Tennis Canada says move could create myriad opportunities to grow sport
Roger Federer made a plea for women's tennis equality on Wednesday, calling for the merger of the two gender-specific governing bodies that oversee the sport's professional tours.
The 20-time Grand Slam champion, who is recovering from knee surgery while sports around the world have been shut down because of the coronavirus pandemic, expressed his opinion in a string of posts on Twitter.
"Am I the only one thinking that now is the time for men's and women's tennis to be united and come together as one?" Federer wrote, sparking a flurry of responses from fans and fellow players.
The professional era in tennis started in 1968, and the ATP was founded in 1972 and has run the men's game since. The WTA was founded in 1973, uniting the women's professional game into one tour.
The idea proposed by Federer, and others before him, would be to combine the two into a single body that deals with both men and women.
It probably should have happened a long time ago, but maybe now is really the time. <br>These are tough times in every sport and we can come out of this with 2 weakened bodies or 1 stronger body. <a href="https://t.co/30SbbAla5g">https://t.co/30SbbAla5g</a>—@rogerfederer
The social media posts were met with plenty of enthusiastic replies, including from Rafael Nadal and some of the world's top female players.
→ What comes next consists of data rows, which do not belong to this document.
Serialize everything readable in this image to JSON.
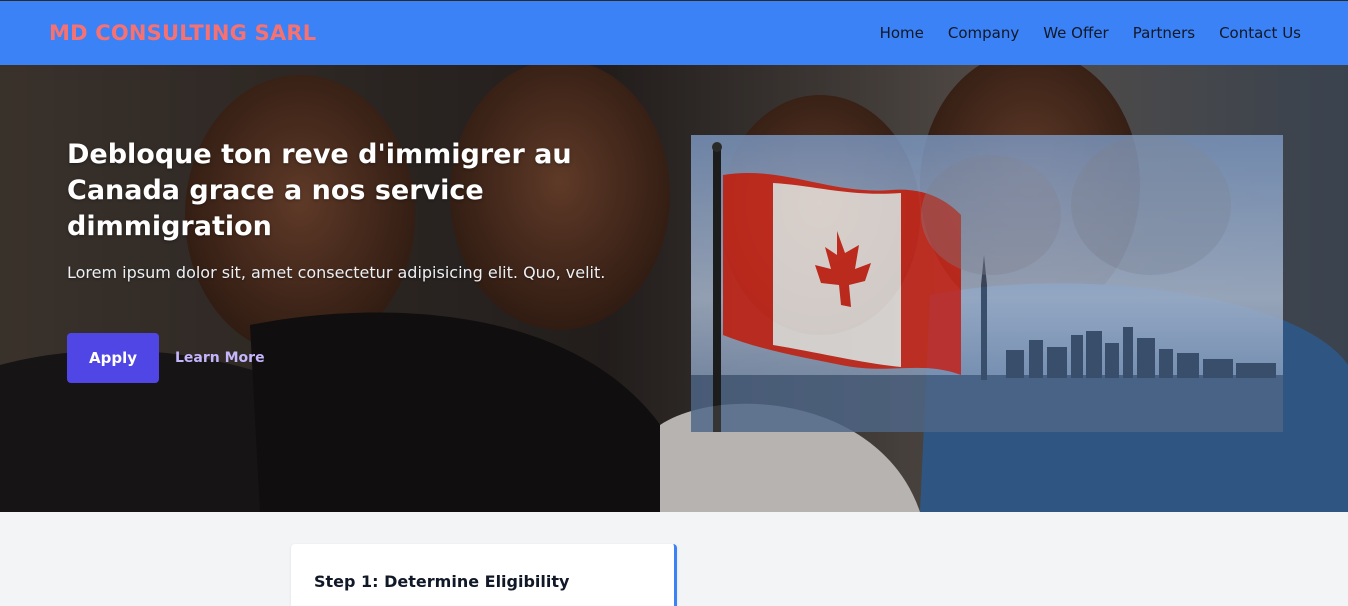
{
  "navbar": {
    "brand": "MD CONSULTING SARL",
    "links": [
      "Home",
      "Company",
      "We Offer",
      "Partners",
      "Contact Us"
    ]
  },
  "hero": {
    "title": "Debloque ton reve d'immigrer au Canada grace a nos service dimmigration",
    "subtitle": "Lorem ipsum dolor sit, amet consectetur adipisicing elit. Quo, velit.",
    "apply_label": "Apply",
    "learn_more_label": "Learn More"
  },
  "steps": [
    {
      "title": "Step 1: Determine Eligibility"
    }
  ],
  "colors": {
    "navbar": "#3b82f6",
    "brand": "#f87171",
    "apply": "#4f46e5",
    "learn_more": "#c4b5fd",
    "flag_red": "#d52b1e"
  }
}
"As you know per our discussions," Nadal, a winner of 19 Grand Slams, wrote to Federer, "I completely agree that it would be great to get out of this world crisis with the union of men's and women's tennis in one only organisation."
'One voice … has long been by vision for tennis'
Simona Halep and Garbine Muguruza, both recent Wimbledon champions, also gave the thumbs-up to Federer's idea.
So did Billie Jean King, the American great who founded the WTA and tried unsuccessfully to unite the men's and women's tours that decade.
"I agree, and have been saying so since the early 1970s. One voice, women and men together, has long been my vision for tennis," King tweeted in reply to Federer. "The WTA on its own was always Plan B. I'm glad we are on the same page. Let's make it happen."
There has never been a united tennis tour, but male and female players do play at the same tournaments several times each year, including at the four Grand Slam tournaments.
Much of the season, however, it completely separate.
"It's too confusing for the fans when there are different ranking systems, different logos, different websites, different tournament categories," Federer said in a response to a reader's comment.
Ex-WTA chief exec previously called for merger
He emphasized he was "not talking about merging competition on the court" but rather the two governing bodies.
"These are tough times in every sport," Federer said, "and we can come out of this with 2 weakened bodies or 1 stronger body."
Former WTA chief executive Anne Worcester called for a merger of the men's and women's tours in an interview with Forbes this month.
Tennis Canada sees opportunity
Tennis Canada said a merger could create myriad opportunities to grow the sport moving forward.
"Uniformity of rules, denomination, fan-friendly access, increased influence, increased commercial force," a spokesperson for Tennis Canada said Wednesday in an email to CBC Sports. "Any idea to improve the world-wide governance of our sport by re-uniting, by bringing international bodies together to join forces, we believe is a good idea and we should pay attention to it. Tennis should not be competing with tennis, but with other sports and entertainment out here."
The national sport organization said a merger would give rise to Canadian tennis star-power.
"Our Canadian stars are also stars of their respective Tours, each trying to maximize exposure separately. A merge can only better contribute to their stardom globally, which is a great news for the promotion of tennis back here in Canada."
The spokesperson said a merger would also help close the gender-equity gap still existing in tennis.
"There could still be hurdles, but it would probably be a step in the right direction," they wrote to CBC Sports.
All professional tennis has been suspended until at least mid-July because of the coronavirus pandemic, plunging the sport into financial problems because of a loss of income from things like ticket sales and media rights.
The 38-year-old Federer had arthroscopic surgery on his right knee in February. The Swiss great had planned to be sidelined for at least four months before the outbreak suspended sports around the world. He has tweeted videos of himself practicing during the pandemic.
with files from Devin Heroux